Many years ago a friend’s husband tragically died of a sudden heart attack at the age of 45. I was a bit taken aback at the end of the funeral service when a professional photographer appeared, ushered us all outside, and took a group photograph. That had certainly never happened to me before. It felt rather strange – do you smile for the camera, or maintain a stoic expression of pain and suffering?
It seemed a very odd idea at the time, but reflecting on it afterwards I thought that we photograph weddings and christenings and birthdays, so why not photograph funerals too? Of course, they’re not particularly happy occasions, but they do mark a very important event.
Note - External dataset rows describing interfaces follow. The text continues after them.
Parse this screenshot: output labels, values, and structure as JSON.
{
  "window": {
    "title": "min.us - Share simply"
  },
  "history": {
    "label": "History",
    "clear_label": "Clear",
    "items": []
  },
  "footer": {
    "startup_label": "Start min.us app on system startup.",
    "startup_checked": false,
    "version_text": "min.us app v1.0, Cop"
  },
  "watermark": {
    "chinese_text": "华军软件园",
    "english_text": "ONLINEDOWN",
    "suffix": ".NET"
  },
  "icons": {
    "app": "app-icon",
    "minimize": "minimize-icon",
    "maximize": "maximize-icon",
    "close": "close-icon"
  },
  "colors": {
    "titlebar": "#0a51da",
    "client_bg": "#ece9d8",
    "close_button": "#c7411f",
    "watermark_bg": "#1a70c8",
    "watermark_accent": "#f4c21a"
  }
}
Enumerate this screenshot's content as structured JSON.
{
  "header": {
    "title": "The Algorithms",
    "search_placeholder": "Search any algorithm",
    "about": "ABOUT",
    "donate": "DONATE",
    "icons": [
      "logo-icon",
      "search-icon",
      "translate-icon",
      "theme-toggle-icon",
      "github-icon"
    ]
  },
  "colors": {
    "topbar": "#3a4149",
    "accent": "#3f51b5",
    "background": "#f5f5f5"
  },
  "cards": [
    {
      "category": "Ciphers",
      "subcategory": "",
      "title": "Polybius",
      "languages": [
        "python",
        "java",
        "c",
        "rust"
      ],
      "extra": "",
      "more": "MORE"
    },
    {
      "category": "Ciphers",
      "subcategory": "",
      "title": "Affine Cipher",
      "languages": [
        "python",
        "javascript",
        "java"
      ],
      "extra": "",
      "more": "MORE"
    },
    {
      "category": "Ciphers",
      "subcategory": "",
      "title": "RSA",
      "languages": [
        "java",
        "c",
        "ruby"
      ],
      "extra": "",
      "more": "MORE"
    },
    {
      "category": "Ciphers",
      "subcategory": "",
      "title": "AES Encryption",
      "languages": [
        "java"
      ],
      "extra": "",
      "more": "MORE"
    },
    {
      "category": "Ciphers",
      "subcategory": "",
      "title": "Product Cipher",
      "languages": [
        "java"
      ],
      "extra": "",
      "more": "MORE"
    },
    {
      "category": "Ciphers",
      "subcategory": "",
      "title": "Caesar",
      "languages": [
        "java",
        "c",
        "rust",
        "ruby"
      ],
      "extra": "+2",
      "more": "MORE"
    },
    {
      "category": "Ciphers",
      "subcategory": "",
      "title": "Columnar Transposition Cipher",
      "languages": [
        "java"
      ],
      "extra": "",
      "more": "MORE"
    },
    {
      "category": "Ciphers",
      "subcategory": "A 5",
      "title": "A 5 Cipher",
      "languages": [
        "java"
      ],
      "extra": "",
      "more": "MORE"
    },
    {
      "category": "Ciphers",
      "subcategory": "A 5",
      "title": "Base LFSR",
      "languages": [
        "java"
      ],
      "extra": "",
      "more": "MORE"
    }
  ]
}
And when you’re in the throes of immediate grief and just trying to get through to the other side of the burial or cremation, you’re usually feeling quite numb and not taking much in. I know I barely noticed who was at my parents’ funeral and a photograph of everyone who attended would be something I’d like to have now.
More recently, my mother-in-law died after many years of living with advanced Alzheimer’s. I’d left my camera in the car for the cremation and service, because even though I usually take it everywhere, it seemed wrong and a little tasteless to take photos in these circumstances. It turned out, however, that everyone wanted a photograph of the flowers and I had to run back to the car and get it. Although I was able to take shots of the bouquet on its own after the service, they wanted one of the flowers sitting on the top of the coffin as well, which meant I had to hang around with the undertakers and pall bearers as it was unloaded from the hearse.
I felt really awkward; there I was, hovering in the middle of all these dark-suited men with solemn expressions, and feeling as if I was getting in the way and wanting to say: ‘hey, look, I was asked to do this – it wasn’t my idea!’ It was probably all in my head, but I imagined impatience and disapproval coming at me in spades as they were stopped in their tracks to allow me to do something so frivolous as take snaps. I snatched some shots and escaped as quickly as I could.
But I wonder – would you feel comfortable shooting a funeral? Do you think it’s in bad taste? And why don’t we photograph the unhappy times as well as the happy ones? – they’re just as much a part of life.